US ID theft bill seeks redress for victims
Senators aim to tighten cybercrime law
Senators on both sides of the House have backed a bill that would allow American victims of identity theft to seek restitution for the money and time they waste repairing their credit histories.
Last year, an estimated 8.4 million Americans were victims of identity theft, reckoned to be one of the fastest growing types of crime. Sorting out the resulting mess after fraudsters have obtained loans or credit cards in the names of victims can take months, even years, to resolve.
The proposed Identity Theft Enforcement and Restitution Act - sponsored by Democrat Patrick Leahy of Vermont and Republican Arlen Specter of Pennsylvania - would enable federal prosecutors to seek restitution for the time and money that victims spend restoring their credit histories.
Other measures in the proposed bill would tighten up existing US cybercrime laws. The proposed legislation would make it a felony to install spyware on ten or more computers. Scams involving threats to access confidential data on a prospective mark's PC would also become illegal, and a requirement that damages in excess of $5,000 must occur before felony prosecutions are initiated will be lifted.
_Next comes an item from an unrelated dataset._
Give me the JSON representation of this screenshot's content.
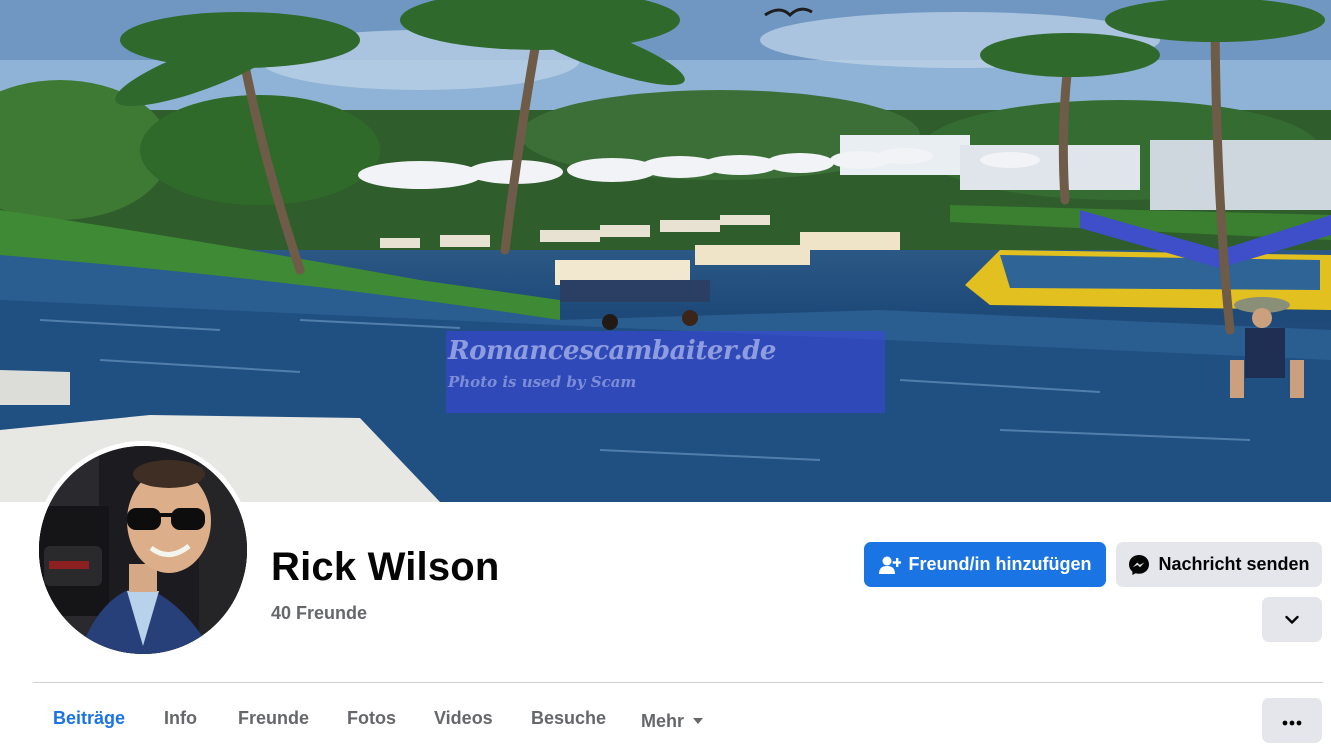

More detail on the bill, tabled before the Senate on Tuesday, can be found in a press release from Senator Leahy here. ®